→ EXERCISE DESCRIPTION:
Scan the data for "cookies" and copy the lines it appears in.

→ DATA PROVIDED:
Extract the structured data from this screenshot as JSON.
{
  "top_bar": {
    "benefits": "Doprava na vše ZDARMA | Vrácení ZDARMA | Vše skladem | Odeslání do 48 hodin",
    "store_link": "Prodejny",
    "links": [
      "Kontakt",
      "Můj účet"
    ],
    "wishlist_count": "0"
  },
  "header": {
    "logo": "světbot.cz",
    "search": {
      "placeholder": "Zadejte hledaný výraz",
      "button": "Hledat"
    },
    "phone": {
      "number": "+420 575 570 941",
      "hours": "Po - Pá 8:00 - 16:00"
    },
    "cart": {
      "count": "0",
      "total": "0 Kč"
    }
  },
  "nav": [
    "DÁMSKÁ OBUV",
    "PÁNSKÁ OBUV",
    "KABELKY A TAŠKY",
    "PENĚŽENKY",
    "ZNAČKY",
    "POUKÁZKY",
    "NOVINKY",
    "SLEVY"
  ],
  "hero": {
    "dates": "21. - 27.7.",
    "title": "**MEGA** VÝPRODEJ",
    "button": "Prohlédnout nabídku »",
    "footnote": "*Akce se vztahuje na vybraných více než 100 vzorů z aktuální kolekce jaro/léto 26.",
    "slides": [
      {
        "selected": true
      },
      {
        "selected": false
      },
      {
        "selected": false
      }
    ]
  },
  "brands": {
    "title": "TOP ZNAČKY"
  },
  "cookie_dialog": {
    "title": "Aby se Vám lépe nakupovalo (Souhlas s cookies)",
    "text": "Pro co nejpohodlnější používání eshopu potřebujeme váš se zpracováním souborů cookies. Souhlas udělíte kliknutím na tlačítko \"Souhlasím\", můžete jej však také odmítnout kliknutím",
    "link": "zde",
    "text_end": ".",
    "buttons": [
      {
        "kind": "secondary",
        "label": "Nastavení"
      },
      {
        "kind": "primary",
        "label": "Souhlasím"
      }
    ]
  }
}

→ EXERCISE RESULT:
    "title": "Aby se Vám lépe nakupovalo (Souhlas s cookies)",
    "text": "Pro co nejpohodlnější používání eshopu potřebujeme váš se zpracováním souborů cookies. Souhlas udělíte kliknutím na tlačítko \"Souhlasím\", můžete jej však také odmítnout kliknutím",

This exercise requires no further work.